Polaris engineers focused on improving lift and maneuverability when they designed the 2016 Pro-RMK and they say they made it happen with a lighter and taller chassis, better tracks and a redesigned rear suspension. Polaris claims an 800 Pro-RMK 155 will be just 408 pounds dry. Designers kept the same rider position, rear suspension approach angle and a rigid frame – a formula that has worked well on the previous Pro-RMK.
Snow Goer magazine was invited by Polaris to test ride the 2016 Polaris 800 Pro-RMK models in Wyoming in January. The chassis felt comfortable, familiar and good, but like with many things that are new, experience helped us to learn how much weight was required to throw it into a turn. The machine laid over so easily and with so little effort that we over-initiated those first few turns, but we soon learned that just a slight lean or nudge was usually all that was required to lift a ski and sidehill across a slope.
Riding in a neutral position – with one foot in each foot well – the sled felt stable and solid, and reducing pressure on one side while putting slightly more pressure in the other foot well caused the machine to change direction. It was fun to feel how easily a rider can influence the Polaris Axys RMK.

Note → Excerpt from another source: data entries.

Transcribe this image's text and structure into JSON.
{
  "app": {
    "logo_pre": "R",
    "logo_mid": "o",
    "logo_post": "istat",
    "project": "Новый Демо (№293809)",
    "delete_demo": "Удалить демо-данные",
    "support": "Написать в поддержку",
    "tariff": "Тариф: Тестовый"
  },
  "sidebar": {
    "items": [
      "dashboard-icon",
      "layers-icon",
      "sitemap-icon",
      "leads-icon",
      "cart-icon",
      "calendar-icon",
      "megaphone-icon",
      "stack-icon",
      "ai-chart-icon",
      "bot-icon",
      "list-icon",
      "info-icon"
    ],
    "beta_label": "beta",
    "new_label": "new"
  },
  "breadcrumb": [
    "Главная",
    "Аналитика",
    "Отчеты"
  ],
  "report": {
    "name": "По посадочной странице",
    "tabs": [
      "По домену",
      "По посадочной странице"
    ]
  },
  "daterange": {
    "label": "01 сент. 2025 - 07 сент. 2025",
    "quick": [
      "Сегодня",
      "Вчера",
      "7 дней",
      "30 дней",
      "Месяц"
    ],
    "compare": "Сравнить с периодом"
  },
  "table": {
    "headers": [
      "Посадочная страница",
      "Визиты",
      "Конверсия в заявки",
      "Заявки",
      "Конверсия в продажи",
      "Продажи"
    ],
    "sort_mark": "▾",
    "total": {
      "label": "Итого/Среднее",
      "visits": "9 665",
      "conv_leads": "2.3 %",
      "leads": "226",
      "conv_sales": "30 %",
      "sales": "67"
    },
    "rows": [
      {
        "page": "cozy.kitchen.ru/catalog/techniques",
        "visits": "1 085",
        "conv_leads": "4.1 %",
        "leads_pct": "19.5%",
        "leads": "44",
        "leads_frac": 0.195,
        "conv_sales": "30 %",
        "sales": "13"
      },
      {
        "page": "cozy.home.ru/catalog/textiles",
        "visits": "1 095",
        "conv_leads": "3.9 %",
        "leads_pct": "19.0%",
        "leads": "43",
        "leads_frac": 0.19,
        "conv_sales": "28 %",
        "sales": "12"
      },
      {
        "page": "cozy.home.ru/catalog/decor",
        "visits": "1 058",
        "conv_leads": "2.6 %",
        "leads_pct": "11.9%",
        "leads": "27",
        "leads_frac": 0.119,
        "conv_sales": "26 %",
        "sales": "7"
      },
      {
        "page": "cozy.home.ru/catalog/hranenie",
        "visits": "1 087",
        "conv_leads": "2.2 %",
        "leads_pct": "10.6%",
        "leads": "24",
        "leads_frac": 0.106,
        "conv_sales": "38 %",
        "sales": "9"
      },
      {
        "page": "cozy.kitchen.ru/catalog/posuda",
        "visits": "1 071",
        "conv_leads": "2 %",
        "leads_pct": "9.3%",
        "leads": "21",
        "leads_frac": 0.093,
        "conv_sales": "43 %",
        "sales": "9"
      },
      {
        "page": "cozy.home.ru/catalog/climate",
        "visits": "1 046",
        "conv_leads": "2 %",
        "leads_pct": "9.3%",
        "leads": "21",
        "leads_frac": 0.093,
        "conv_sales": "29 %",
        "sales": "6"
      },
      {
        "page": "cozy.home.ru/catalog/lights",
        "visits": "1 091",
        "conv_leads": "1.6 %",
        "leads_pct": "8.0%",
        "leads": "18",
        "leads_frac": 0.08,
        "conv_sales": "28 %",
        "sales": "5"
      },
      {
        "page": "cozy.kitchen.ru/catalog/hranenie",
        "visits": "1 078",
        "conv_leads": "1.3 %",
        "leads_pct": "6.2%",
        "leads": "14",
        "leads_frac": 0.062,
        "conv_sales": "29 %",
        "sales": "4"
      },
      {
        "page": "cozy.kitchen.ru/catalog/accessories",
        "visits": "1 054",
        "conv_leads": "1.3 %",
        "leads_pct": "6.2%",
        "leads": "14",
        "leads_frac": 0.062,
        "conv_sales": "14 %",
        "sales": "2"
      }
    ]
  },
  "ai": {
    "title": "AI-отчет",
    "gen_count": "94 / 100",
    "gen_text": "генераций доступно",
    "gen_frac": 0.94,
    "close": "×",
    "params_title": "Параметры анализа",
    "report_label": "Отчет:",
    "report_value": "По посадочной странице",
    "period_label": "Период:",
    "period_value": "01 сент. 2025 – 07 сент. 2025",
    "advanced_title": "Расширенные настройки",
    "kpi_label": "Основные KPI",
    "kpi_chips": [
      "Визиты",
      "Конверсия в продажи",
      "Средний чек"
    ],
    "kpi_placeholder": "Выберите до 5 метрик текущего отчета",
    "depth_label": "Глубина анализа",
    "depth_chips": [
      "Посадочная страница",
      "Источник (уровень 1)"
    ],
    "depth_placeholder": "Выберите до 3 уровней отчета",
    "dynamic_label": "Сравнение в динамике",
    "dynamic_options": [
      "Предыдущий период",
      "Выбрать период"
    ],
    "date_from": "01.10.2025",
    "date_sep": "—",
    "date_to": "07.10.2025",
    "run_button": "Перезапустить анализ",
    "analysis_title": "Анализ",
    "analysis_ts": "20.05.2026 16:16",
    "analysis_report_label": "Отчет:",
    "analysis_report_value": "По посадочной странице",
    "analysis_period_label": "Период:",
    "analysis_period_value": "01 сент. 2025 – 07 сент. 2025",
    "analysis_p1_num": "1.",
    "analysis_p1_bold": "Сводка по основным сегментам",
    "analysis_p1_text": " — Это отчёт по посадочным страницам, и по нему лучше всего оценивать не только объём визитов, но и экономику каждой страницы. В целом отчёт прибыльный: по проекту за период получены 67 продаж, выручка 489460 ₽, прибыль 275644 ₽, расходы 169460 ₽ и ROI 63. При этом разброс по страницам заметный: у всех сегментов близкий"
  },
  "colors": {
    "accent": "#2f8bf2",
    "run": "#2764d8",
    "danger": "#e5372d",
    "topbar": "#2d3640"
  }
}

We’ve been impressed with the 800 H.O. engine in our 2015 800 Rush Pro-S demo sled this season, and it feels just as good in the 2016 Pro-RMK. The Axys RMK testers we rode in Wyoming felt muscular with a broad powerband, and it responded to driver input just as quickly as did the chassis. With a full squeeze on the throttle lever that was hooked to the all-new tracks, the sled truly did jump up and out of the snow.
Precise trail handling isn’t a super important performance attribute for most mountain riders, but fact is that most riders need to burn at least a few miles down a trail before they can jump off the beaten path, meaning that the ability to swiftly make it down a trail is appreciated. We had to make a roughly 25-mile blaze out on a trail before we could play in the snow (and the same distance back to base camp), and it proved the Axys RMK’s cornering ability is good despite the machine’s taller construction.
Here are details about the rest of the 2016 Polaris snowmobiles lineup.